Together they will be like warriors in battle trampling their enemy into the mud of the streets. They will fight because the LORD is with them, and they will put the enemy horsemen to shame. "I will strengthen Judah and save the tribes of Joseph. I will restore them because I have compassion on them. They will be as though I had not rejected them, for I am the LORD their God and I will answer them. The Ephraimites will become like warriors, and their hearts will be glad as with wine. Their children will see it and be joyful; their hearts will rejoice in the LORD. I will signal for them and gather them in. Surely I will redeem them; they will be as numerous as before. Though I scatter them among the peoples, yet in distant lands they will remember me. They and their children will survive, and they will return. I will bring them back from Egypt and gather them from Assyria. I will bring them to Gilead and Lebanon, and there will not be room enough for them. They will pass through the sea of trouble; the surging sea will be subdued and all the depths of the Nile will dry up. Assyria's pride will be brought down and Egypt's scepter will pass away. I will strengthen them in the LORD and in His Name they will live securely," declares the LORD." (Zech. 10:5-12)These are historical events that depict specific battles. Zechariah is not predicting Jesus' riding into Jerusalem on a donkey. The reference to the king riding in on a donkey was following a tough battle where all the war horses were killed along with the enemy, and the triumphant king comes home from the battlefield.
Certainly Jesus could have chosen to ride into Jerusalem on a donkey for symbolic reasons. To illustrate to the citizens of Jerusalem their need to take shelter in God - and in God's Holy Name ("rejoice greatly"). Bearing witness to the previous triumphs of Israel over her enemies is to bear witness to the need to become dependent upon God.
But for fanatical teachers and scribes to pretend that with Zechariah was predicting Jesus - in an effort to boost Jesus' importance - is to deceive people. This deception is revealed by their being tripped-up by the two donkeys.

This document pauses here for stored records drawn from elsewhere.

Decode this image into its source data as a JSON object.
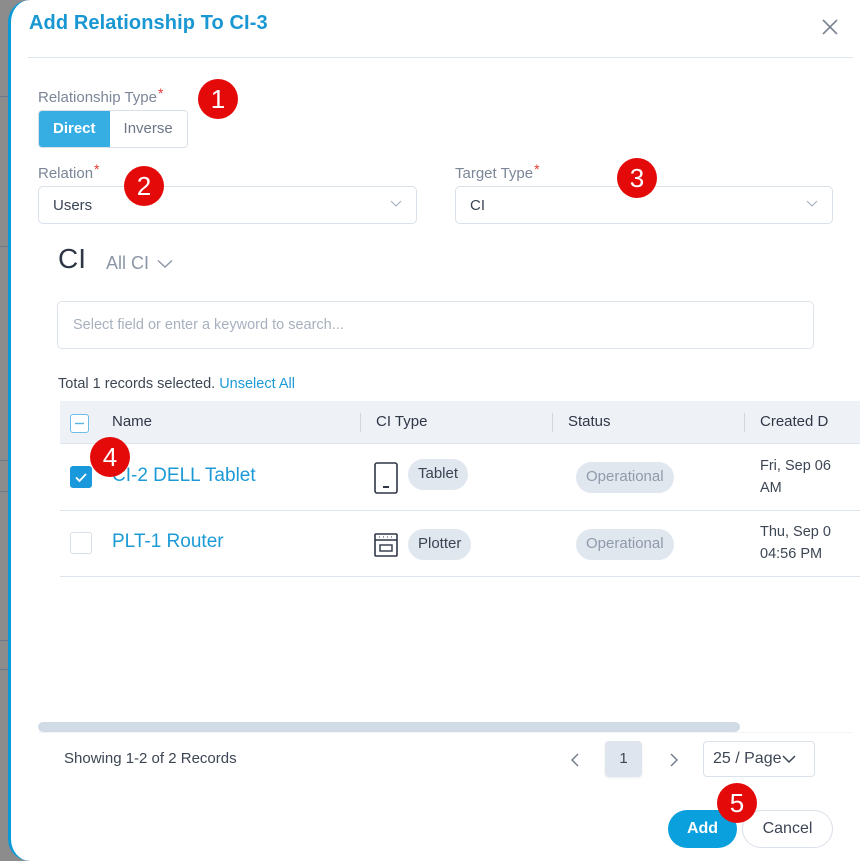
{
  "dialog": {
    "title": "Add Relationship To CI-3",
    "close_icon": "close-icon"
  },
  "relationship_type": {
    "label": "Relationship Type",
    "required_mark": "*",
    "options": [
      "Direct",
      "Inverse"
    ],
    "selected": "Direct"
  },
  "relation": {
    "label": "Relation",
    "required_mark": "*",
    "value": "Users"
  },
  "target_type": {
    "label": "Target Type",
    "required_mark": "*",
    "value": "CI"
  },
  "ci_section": {
    "title": "CI",
    "filter_label": "All CI"
  },
  "search": {
    "placeholder": "Select field or enter a keyword to search..."
  },
  "selection": {
    "text": "Total 1 records selected.",
    "unselect_label": "Unselect All"
  },
  "table": {
    "columns": [
      "Name",
      "CI Type",
      "Status",
      "Created D"
    ],
    "rows": [
      {
        "checked": true,
        "name": "CI-2 DELL Tablet",
        "ci_type": "Tablet",
        "ci_type_icon": "tablet-icon",
        "status": "Operational",
        "created_line1": "Fri, Sep 06",
        "created_line2": "AM"
      },
      {
        "checked": false,
        "name": "PLT-1 Router",
        "ci_type": "Plotter",
        "ci_type_icon": "plotter-icon",
        "status": "Operational",
        "created_line1": "Thu, Sep 0",
        "created_line2": "04:56 PM"
      }
    ]
  },
  "pagination": {
    "summary": "Showing 1-2 of 2 Records",
    "current_page": "1",
    "page_size": "25 / Page"
  },
  "actions": {
    "add_label": "Add",
    "cancel_label": "Cancel"
  },
  "annotations": [
    "1",
    "2",
    "3",
    "4",
    "5"
  ],
  "colors": {
    "accent": "#0aa0dd",
    "title": "#1897d2",
    "annotation_badge": "#e50a0a",
    "required": "#e53935"
  }
}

Deception has been the goal of those who have tried to proclaim that Jesus is God in order to bolster their own authority and the authority of their institutions. This is false authority. To try to make Jesus out to be God Himself is to deny the very existence of the Person that Jesus prayed to when he said:
“Abba, Father,” he said, “everything is possible for you. Take this cup from me. Yet not what I will, but what You will.” (Mark 14:36)And the existence of the Person who sent Jesus:
"For the works that the Father has given me to finish—the very works that I am doing—testify that the Father has sent me. And the Father who sent me has Himself testified concerning me. You have never heard His voice nor seen His form, nor does His word dwell in you, for you do not believe the one He sent." (John 5:36-38)
“My teaching is not my own. It comes from the One who sent me." (John 7:16)These statements and so many others - the true teachings of Jesus - illustrate that Jesus was sent by the Supreme Being. He was God's representative. As such, his mission was to pass on the message that God wanted him to give to us. What is this core message?
"Love the Lord your God with all your heart and with all your soul and with all your mind and with all your strength." (Mark 12:30)
Mark 11 verses were drawn from the Devotional Translation.